This test measures the amount of triiodothyronine, or T3, in the blood. T3 is one of two major hormones produced by the thyroid gland (the other hormone is called thyroxine, or T4).
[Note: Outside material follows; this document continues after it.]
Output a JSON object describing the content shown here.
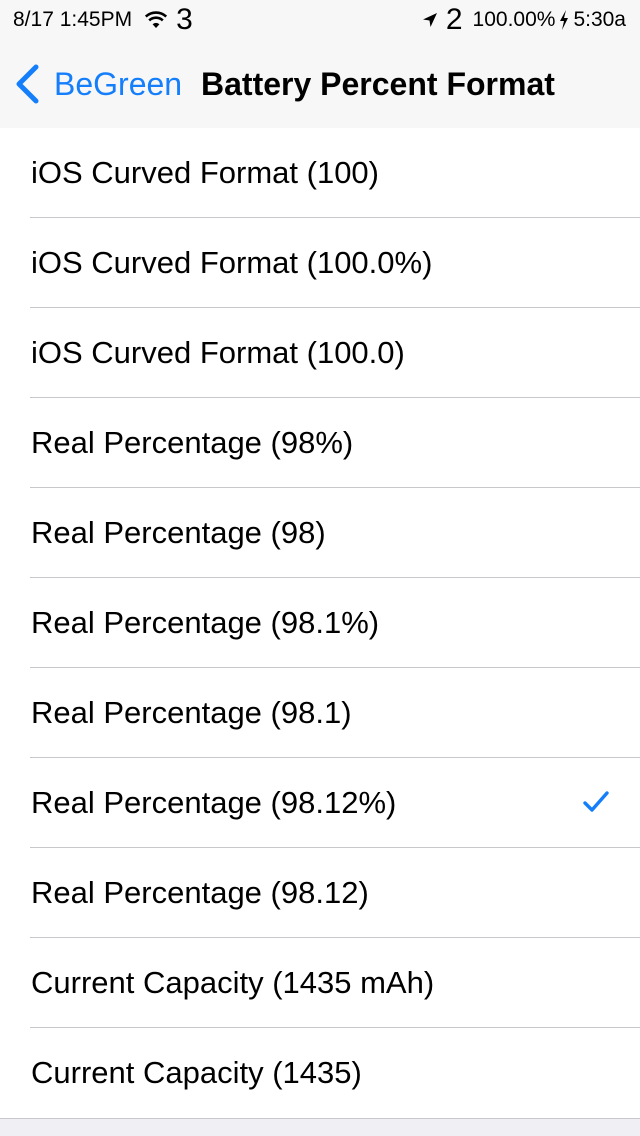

Measurement of T3 helps to diagnose hyperthyroidism, an excess production of T3, with symptoms such as nervousness, tremors of the hands, weight loss, insomnia, and puffiness around dry, irritated eyes. If the thyroid gland produces insufficient amounts of thyroid hormones, then the patient may have symptoms associated with hypothyroidism and a slowed metabolism, such as weight gain, dry skin, fatigue, and constipation. About 99.7% of the T3 found in the blood is attached to a protein (primarily thyroxine-binding globulin - TBG - but also several other proteins) and the rest is free (unattached). Separate blood tests can be performed to measure either the total (both bound and unattached) or free (unattached) T3 hormone in the blood. A total or free T3 test may be ordered when a patient has an abnormal TSH and/or T4 test result. It may be ordered as part of the investigative workup when a patient has symptoms suggesting hyperthyroidism. One of the T3 tests may sometimes be ordered at intervals to monitor a known thyroid condition and to help monitor the effectiveness of treatment for hyperthyroidism.